Such a refreshing read! There is something special about reading a well thought out piece that you relate to and that speaks about a context that is in your time. I am not throwing shade at thoughts penned before I was even an idea – I am just excited that my generation of peers are writing about our struggles. The scary thing about reading Writing What We Like, edited by Yolisa Qunta, is that most of the struggles feel like the continuation of the struggles our parents faced. Didn’t my mom and her peers fight the system so we would be living better lives?
One would argue that we are living better lives but this would depend on which side of the class fence you sit. The race issues in South Africa are far from over. Although the topic is dealt with in different manners – these essays highlight the different stories of the black struggle. What Qunta has managed to do with this book is eliminate the single story regarding black struggle. Advertising agencies would be doing themselves a huge favour in sharing this book amongst staff.
This is a six-chapter book with different authors sharing their views on race, sex, education, privilege, black people defining themselves and much more. Some got me straight up laughing, like Loyiso Gola’s I digress, some got me thinking like Ilham Rawoot’s Cape Town’s Pretend Partnership and I wished Tshegofatso Senne’s Confessions of a Sub was much longer – I was curious.
Reading the now late Fezisa Mdibi’s “If Only They Could Stop Fucking” just made me sad because I miss her madly. God took one of our best before she could give us more of her writing to keep.
That is another thing I loved about this book, most if not all, of the authors have a strong social media presence. Writing What We Like was a platform beyond the interwebs to understand, without interruption, what the backstory is regarding a specific topic, should you be following them on social media, that each author holds close to their heart and tends to tweet endlessly about.
To read Senne’s thought piece on BDSM without the interruptions of someone tweeting their opinion on it was fascinating.

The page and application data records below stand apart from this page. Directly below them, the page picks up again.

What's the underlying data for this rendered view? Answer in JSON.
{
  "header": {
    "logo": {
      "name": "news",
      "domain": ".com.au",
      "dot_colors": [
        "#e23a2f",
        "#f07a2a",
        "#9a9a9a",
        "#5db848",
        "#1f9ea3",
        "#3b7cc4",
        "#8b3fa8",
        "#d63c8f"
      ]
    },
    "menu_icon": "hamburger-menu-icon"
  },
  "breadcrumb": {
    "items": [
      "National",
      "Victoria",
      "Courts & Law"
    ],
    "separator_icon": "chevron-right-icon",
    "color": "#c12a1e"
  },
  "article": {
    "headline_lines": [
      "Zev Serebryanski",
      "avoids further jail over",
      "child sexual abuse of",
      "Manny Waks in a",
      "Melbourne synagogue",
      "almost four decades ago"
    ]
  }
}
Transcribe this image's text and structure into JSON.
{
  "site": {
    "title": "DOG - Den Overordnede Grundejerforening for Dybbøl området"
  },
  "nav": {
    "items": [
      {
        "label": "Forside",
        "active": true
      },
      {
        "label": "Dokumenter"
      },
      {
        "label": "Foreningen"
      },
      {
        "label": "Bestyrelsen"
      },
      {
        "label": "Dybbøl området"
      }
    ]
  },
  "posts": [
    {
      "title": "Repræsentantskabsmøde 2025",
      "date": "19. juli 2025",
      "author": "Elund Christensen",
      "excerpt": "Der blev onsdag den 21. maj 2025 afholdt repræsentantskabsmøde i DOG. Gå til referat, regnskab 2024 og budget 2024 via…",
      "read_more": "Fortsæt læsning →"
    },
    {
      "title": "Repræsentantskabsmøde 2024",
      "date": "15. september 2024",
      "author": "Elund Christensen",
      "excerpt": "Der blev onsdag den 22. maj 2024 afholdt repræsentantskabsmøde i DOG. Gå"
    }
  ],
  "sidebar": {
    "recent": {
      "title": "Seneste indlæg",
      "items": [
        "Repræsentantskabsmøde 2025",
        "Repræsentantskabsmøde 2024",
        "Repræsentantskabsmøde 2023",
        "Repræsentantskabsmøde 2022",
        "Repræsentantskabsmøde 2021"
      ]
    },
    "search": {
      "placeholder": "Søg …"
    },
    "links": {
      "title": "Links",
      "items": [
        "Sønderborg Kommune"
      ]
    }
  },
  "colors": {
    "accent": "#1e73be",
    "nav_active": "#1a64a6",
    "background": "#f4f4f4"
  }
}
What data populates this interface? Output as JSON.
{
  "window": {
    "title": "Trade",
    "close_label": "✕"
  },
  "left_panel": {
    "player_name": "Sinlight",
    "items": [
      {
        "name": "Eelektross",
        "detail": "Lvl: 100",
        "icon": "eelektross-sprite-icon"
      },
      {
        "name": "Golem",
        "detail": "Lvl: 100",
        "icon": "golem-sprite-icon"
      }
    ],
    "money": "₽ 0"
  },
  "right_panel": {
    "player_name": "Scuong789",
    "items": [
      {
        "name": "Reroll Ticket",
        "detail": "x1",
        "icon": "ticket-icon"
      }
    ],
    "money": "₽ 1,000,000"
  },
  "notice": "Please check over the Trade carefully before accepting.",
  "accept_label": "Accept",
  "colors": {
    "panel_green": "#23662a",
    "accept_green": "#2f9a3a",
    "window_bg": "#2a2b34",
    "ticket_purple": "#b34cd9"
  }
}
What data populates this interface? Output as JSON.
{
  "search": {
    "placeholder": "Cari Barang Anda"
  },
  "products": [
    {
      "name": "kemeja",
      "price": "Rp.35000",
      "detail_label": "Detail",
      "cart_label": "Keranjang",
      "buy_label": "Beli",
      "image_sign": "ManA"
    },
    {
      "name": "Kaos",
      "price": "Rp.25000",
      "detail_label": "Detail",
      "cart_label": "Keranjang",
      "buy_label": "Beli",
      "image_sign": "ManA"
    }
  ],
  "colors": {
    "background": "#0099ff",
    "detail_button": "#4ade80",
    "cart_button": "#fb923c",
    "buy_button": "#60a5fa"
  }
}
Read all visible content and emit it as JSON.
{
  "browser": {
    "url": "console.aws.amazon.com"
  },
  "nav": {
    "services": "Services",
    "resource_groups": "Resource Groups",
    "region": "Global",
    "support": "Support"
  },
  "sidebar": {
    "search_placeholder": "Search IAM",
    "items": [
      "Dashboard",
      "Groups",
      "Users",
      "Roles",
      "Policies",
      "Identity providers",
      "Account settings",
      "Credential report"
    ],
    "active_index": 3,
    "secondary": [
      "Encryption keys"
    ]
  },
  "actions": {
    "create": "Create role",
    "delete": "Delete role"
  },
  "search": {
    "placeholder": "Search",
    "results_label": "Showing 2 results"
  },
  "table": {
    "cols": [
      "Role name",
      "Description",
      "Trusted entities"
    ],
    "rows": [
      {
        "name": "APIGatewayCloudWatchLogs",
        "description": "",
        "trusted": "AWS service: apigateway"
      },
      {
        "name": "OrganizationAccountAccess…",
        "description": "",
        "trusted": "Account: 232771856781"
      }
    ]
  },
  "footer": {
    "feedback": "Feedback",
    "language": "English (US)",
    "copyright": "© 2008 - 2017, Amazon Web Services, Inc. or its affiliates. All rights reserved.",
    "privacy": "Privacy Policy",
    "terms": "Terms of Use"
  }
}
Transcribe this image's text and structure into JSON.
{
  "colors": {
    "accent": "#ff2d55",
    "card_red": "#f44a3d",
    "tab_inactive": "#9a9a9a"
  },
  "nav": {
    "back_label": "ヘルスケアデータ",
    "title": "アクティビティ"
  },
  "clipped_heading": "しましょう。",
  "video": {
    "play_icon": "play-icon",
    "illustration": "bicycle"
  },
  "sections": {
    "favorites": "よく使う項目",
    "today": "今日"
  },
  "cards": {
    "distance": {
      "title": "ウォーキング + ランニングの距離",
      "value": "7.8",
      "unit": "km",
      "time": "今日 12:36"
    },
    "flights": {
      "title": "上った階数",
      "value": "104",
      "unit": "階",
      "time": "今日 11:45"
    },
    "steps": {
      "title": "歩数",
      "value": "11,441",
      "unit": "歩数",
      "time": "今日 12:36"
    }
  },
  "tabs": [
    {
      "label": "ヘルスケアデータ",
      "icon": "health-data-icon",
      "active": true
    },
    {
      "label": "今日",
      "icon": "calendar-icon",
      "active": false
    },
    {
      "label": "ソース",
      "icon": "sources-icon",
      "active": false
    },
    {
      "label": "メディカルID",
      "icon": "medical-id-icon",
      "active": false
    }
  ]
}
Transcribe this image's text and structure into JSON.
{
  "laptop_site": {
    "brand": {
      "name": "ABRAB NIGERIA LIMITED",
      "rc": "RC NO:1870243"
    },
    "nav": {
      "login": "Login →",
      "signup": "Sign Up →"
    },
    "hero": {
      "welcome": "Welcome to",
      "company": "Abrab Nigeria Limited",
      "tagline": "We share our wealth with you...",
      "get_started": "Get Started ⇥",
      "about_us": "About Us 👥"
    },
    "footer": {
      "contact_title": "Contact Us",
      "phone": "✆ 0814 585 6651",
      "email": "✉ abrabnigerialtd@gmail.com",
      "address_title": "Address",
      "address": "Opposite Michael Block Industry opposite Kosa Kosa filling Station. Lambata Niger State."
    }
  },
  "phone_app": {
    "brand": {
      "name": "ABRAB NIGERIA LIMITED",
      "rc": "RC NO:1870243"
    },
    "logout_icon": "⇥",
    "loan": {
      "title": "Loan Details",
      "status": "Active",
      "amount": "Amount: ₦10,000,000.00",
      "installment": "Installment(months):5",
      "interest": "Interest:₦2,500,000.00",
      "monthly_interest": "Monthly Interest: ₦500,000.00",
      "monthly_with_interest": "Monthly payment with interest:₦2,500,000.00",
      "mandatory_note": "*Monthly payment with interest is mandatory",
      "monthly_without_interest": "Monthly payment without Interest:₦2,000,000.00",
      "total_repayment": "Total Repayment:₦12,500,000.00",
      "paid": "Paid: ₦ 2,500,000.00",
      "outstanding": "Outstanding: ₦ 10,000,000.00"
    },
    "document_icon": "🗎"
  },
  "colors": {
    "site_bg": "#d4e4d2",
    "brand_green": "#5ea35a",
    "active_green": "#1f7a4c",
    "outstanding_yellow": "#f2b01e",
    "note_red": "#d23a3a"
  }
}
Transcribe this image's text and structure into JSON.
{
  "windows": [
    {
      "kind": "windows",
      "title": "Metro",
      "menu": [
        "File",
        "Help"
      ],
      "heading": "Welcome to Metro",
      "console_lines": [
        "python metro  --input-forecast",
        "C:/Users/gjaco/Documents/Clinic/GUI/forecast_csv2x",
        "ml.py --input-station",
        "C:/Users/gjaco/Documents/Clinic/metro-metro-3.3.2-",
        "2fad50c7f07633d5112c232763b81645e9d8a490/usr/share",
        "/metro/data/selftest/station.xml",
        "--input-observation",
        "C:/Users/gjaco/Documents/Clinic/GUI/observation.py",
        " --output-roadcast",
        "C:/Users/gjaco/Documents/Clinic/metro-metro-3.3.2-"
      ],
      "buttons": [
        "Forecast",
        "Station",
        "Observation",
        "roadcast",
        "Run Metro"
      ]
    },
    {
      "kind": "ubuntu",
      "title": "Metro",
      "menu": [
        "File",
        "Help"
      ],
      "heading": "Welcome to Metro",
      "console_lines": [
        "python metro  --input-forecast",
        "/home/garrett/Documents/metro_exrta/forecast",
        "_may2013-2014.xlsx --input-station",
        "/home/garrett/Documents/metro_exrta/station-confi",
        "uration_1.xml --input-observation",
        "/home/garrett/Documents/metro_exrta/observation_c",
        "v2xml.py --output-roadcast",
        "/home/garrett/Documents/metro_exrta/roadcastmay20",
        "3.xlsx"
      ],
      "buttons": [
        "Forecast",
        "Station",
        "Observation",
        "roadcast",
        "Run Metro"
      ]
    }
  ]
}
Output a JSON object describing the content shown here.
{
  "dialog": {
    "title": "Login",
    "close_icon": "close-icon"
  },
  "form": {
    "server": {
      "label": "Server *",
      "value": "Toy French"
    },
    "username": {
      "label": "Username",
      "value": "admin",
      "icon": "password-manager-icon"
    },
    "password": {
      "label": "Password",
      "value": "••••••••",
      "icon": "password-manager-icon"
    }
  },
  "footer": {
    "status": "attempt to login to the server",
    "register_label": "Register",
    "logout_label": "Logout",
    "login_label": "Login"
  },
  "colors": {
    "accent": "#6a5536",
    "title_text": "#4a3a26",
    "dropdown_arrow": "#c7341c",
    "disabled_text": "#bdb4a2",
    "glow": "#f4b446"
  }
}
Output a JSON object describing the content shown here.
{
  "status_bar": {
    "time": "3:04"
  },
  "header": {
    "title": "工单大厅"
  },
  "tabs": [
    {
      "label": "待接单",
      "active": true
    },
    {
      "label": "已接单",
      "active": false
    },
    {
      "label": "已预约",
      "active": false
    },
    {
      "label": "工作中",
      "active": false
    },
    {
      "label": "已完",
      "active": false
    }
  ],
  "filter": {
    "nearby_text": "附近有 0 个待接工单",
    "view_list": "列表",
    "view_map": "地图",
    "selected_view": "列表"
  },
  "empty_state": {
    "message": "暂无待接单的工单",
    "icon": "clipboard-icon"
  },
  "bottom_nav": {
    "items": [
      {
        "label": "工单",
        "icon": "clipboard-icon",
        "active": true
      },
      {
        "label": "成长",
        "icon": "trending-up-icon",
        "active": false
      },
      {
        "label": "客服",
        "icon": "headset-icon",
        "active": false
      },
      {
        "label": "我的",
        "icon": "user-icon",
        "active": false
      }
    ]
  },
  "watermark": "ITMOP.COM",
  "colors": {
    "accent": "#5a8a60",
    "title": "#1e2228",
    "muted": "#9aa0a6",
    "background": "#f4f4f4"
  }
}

She’s tweeted about the topic and her experience for a long time but the noise that keeps Twitter alive sometimes interrupts the essence of her stories.
I hope this is the first edition of Writing What We Like, we need to read more of these kinds of essays, preserve these voices in books and not rely only on the interwebs to remember the magic of our time.
So much has already happened since it came out in 2016. Soon after the birth of #RhodesMustFall we saw the so-called born-frees fighting nationally for #FeesMustFall. There’s been the continued rise of EFF, high school children standing up against racist rules at school, #MenAreTrash, #ZumaMustFall and the countries downgrade to junk status. Like the Twitter streets would day “Issa Mess”!
I honestly think that everybody should get their hands on this book. It is a perceptive compilation of short easy to read essays that hit the mark. Young South African’s are speaking out, writing, shouting and re-defining what it means to be a child of Azania post-1994. I love this!
I will leave you with this paragraph from Sentletse Diakanyo’s Defining Ourselves, “As Africans, we cannot allow our identity to become dispensable in the name of social expediency. The colonial era reduced African identity almost to nothing. Having liberated themselves from historical thuggery and asserted their identity. Africans should take care, today, not to be blackmailed into watering down what defines them and who they are for the sake of inclusivity. Africans must reclaim and defend their identity, lest we revert to the colonial days when defining ourselves was the task of others”.